### What the task requires
Go through the entries one line at a time, and gather every line that has the word "Approx".

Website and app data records
Segment Open
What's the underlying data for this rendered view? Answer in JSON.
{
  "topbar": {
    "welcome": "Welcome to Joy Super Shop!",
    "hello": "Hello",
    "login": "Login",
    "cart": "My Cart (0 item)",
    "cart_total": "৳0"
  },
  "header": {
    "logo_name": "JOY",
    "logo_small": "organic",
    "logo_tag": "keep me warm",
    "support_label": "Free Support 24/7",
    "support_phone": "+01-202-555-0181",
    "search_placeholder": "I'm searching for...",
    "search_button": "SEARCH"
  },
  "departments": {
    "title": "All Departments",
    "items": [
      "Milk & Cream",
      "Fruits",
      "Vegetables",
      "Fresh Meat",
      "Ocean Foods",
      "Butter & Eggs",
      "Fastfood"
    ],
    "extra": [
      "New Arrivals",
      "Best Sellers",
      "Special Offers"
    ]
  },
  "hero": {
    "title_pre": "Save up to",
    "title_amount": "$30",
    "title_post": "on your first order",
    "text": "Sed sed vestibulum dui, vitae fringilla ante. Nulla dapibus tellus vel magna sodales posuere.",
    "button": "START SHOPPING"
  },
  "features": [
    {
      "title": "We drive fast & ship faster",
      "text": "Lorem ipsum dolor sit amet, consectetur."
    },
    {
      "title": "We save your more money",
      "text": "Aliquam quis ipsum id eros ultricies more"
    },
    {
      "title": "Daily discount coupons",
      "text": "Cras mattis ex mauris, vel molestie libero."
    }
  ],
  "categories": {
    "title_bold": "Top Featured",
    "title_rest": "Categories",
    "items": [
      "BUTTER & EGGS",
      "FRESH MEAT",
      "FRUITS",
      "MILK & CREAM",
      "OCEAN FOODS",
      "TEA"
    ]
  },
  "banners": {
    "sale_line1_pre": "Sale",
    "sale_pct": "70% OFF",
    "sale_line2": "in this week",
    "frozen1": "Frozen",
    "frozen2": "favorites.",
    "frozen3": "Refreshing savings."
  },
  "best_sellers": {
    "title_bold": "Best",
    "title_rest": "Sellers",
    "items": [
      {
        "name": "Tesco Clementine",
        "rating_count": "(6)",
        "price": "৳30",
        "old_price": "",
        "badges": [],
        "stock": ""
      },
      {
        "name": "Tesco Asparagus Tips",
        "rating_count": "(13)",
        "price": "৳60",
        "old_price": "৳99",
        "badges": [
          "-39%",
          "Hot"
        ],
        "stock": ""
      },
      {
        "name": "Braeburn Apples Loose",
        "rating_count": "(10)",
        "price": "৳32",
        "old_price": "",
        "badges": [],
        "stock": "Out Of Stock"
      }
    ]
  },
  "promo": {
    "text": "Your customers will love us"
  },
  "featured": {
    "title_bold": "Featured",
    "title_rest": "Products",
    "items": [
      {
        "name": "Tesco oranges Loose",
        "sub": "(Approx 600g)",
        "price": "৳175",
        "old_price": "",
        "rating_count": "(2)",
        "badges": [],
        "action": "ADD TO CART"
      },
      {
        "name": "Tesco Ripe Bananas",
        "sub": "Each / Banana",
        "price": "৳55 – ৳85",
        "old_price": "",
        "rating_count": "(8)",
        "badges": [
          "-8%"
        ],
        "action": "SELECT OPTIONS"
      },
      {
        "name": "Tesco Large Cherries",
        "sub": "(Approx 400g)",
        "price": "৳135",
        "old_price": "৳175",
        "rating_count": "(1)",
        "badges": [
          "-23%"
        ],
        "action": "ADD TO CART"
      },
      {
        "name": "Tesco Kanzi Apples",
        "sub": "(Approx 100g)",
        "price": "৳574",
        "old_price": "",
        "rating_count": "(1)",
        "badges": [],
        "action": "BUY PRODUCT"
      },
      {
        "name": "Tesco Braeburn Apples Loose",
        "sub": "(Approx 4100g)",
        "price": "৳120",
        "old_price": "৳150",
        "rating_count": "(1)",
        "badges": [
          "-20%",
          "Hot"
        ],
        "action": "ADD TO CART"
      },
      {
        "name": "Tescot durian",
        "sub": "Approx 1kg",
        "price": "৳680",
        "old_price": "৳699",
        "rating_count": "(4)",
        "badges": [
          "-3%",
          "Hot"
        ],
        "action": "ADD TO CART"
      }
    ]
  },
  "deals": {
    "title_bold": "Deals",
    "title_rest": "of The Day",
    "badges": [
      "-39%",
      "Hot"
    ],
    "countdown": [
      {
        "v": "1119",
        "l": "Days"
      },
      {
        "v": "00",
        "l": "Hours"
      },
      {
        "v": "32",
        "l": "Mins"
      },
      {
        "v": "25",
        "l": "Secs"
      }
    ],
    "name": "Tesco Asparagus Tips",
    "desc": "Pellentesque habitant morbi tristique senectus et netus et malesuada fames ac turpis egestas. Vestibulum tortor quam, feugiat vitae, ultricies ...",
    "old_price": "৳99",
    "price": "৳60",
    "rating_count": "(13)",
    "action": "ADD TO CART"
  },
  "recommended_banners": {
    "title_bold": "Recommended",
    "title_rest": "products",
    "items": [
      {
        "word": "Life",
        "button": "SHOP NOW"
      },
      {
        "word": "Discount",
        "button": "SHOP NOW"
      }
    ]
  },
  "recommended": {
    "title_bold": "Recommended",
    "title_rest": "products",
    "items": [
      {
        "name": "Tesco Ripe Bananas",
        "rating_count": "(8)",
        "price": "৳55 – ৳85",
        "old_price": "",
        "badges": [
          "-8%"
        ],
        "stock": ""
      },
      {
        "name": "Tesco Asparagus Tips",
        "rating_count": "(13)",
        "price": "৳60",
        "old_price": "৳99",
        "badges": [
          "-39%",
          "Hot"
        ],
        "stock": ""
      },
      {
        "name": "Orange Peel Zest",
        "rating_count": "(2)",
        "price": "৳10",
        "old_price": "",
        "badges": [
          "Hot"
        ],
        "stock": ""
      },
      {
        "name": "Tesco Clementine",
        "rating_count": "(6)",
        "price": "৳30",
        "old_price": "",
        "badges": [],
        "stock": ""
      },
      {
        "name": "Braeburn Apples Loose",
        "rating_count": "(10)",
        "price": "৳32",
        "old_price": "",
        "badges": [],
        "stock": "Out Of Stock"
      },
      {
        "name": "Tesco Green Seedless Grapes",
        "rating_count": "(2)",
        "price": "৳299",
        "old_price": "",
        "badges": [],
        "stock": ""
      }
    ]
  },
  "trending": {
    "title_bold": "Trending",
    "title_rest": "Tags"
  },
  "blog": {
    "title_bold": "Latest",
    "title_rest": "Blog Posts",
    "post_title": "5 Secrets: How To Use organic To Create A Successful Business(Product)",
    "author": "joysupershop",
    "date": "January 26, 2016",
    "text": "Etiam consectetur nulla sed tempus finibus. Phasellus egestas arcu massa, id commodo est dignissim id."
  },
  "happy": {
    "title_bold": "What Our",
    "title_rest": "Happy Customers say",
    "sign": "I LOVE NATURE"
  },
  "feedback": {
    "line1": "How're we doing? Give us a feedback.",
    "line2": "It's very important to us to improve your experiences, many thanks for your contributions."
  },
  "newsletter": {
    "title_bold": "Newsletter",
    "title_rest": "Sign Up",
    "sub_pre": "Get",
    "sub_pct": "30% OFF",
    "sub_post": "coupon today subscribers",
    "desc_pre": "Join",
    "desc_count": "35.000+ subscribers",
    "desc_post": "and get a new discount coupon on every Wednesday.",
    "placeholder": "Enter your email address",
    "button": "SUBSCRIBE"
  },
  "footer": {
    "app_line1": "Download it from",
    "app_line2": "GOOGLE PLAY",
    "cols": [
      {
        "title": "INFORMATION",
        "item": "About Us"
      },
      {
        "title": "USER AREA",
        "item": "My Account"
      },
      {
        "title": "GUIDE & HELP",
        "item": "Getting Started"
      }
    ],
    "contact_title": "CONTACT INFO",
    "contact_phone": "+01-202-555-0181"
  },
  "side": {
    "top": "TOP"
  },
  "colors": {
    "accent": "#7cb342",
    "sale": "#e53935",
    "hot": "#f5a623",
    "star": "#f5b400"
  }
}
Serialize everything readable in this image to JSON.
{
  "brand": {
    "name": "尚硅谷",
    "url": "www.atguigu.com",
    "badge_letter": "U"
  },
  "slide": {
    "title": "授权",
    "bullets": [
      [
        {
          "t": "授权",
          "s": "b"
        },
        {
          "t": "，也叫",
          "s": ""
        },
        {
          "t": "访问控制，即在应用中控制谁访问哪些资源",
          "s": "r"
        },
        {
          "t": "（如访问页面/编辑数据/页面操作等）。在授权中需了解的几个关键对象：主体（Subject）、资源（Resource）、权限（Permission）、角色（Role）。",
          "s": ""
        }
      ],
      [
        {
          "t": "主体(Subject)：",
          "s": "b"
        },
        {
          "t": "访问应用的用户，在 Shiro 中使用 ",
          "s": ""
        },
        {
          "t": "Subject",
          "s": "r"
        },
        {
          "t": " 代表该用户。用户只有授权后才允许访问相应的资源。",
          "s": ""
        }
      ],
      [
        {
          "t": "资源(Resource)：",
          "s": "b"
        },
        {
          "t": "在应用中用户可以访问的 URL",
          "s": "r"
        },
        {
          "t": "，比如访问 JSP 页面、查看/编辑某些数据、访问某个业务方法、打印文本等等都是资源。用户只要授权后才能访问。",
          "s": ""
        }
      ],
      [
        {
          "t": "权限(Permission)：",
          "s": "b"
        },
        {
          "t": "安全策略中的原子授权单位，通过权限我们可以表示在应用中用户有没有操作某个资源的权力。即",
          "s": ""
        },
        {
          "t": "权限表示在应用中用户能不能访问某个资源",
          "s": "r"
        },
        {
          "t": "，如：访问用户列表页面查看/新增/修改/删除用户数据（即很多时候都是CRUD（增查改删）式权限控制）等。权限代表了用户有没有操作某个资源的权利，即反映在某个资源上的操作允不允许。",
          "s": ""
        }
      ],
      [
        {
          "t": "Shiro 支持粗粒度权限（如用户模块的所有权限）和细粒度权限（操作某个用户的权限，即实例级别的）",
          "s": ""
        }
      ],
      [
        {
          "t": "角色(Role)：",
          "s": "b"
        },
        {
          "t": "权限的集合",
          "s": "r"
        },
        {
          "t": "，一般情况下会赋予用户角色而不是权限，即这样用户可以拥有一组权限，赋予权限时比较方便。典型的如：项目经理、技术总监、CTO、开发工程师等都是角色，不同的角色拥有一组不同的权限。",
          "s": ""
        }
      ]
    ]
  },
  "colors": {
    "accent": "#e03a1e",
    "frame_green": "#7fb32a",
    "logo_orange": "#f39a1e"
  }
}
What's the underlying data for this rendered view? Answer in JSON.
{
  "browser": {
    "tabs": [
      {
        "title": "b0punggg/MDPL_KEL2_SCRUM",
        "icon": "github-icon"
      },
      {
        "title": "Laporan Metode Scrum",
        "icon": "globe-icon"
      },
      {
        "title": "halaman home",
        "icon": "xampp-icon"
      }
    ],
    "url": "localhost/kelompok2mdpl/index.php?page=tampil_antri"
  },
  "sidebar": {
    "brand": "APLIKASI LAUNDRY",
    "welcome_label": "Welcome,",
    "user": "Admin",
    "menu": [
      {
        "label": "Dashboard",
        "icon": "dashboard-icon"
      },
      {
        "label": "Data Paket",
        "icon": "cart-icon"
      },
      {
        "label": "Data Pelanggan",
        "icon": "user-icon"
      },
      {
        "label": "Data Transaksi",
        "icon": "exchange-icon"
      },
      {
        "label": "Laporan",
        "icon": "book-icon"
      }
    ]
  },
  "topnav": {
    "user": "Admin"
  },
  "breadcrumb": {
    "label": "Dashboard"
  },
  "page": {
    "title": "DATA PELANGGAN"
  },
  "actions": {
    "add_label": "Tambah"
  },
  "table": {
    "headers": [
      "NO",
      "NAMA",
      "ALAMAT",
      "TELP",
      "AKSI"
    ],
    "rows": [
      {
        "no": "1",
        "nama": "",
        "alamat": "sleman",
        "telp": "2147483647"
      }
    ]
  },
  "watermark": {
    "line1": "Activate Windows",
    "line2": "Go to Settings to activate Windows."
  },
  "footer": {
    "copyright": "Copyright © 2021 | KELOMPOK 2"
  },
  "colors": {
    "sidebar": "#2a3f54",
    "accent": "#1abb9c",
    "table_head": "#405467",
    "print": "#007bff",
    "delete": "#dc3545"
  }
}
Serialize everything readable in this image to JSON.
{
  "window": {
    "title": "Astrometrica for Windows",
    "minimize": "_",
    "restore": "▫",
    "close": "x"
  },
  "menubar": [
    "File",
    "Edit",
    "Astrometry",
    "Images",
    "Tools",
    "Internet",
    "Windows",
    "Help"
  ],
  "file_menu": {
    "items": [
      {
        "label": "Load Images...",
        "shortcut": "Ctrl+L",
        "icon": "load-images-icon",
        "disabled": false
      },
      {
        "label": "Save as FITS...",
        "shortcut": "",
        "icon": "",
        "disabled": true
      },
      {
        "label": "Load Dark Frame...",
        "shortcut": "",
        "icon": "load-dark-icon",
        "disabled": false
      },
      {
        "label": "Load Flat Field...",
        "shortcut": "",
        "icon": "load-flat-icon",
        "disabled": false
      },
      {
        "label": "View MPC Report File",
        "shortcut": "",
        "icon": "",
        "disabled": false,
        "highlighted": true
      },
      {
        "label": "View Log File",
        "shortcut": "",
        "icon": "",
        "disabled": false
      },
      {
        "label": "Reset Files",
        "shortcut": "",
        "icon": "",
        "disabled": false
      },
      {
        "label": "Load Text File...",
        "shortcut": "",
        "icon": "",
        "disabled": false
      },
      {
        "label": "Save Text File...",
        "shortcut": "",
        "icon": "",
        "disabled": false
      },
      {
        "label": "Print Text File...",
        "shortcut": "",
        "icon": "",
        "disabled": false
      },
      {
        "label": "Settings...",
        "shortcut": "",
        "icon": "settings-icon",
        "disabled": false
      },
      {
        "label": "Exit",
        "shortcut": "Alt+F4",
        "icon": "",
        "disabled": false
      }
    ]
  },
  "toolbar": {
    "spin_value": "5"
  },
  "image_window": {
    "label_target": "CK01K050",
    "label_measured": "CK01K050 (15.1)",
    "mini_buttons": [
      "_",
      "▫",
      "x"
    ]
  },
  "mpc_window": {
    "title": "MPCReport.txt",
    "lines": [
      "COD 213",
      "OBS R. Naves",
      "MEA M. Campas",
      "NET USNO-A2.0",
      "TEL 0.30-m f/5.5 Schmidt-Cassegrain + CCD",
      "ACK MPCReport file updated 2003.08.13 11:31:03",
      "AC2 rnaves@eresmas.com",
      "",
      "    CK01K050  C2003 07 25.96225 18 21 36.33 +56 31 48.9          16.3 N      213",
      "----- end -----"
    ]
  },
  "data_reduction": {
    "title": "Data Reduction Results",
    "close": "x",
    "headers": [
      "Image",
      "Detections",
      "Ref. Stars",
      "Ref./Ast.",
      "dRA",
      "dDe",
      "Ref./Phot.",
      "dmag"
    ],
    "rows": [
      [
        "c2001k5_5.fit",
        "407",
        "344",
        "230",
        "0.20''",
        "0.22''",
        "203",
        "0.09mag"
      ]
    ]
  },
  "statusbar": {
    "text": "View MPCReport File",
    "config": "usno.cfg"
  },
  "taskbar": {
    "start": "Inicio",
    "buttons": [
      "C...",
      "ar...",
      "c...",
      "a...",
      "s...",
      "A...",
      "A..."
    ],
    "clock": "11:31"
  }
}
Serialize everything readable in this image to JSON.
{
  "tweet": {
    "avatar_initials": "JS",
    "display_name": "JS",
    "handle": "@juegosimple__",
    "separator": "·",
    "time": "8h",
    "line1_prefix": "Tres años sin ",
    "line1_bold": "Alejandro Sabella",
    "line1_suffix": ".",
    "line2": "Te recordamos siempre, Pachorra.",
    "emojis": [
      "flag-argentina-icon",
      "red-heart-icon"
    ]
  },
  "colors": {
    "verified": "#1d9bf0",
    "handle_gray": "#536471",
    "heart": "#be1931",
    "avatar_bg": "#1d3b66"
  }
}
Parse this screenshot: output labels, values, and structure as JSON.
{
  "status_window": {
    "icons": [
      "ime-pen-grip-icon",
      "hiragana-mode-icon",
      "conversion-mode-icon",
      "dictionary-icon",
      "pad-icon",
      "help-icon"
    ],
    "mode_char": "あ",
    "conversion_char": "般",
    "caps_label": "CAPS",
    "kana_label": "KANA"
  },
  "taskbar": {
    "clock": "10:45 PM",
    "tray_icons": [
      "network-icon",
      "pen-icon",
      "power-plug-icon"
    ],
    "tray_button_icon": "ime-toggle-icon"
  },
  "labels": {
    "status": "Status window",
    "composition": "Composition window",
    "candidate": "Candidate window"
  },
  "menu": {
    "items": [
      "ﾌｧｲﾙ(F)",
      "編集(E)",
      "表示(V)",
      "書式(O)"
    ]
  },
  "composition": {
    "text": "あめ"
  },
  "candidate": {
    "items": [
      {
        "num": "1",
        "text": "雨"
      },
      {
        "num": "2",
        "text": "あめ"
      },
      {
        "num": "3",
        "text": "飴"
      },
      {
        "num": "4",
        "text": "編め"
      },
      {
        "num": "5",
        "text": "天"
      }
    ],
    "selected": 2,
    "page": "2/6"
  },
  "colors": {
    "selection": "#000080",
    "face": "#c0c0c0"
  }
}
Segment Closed
### Reply
        "sub": "(Approx 600g)",
        "sub": "(Approx 400g)",
        "sub": "(Approx 100g)",
        "sub": "(Approx 4100g)",
        "sub": "Approx 1kg",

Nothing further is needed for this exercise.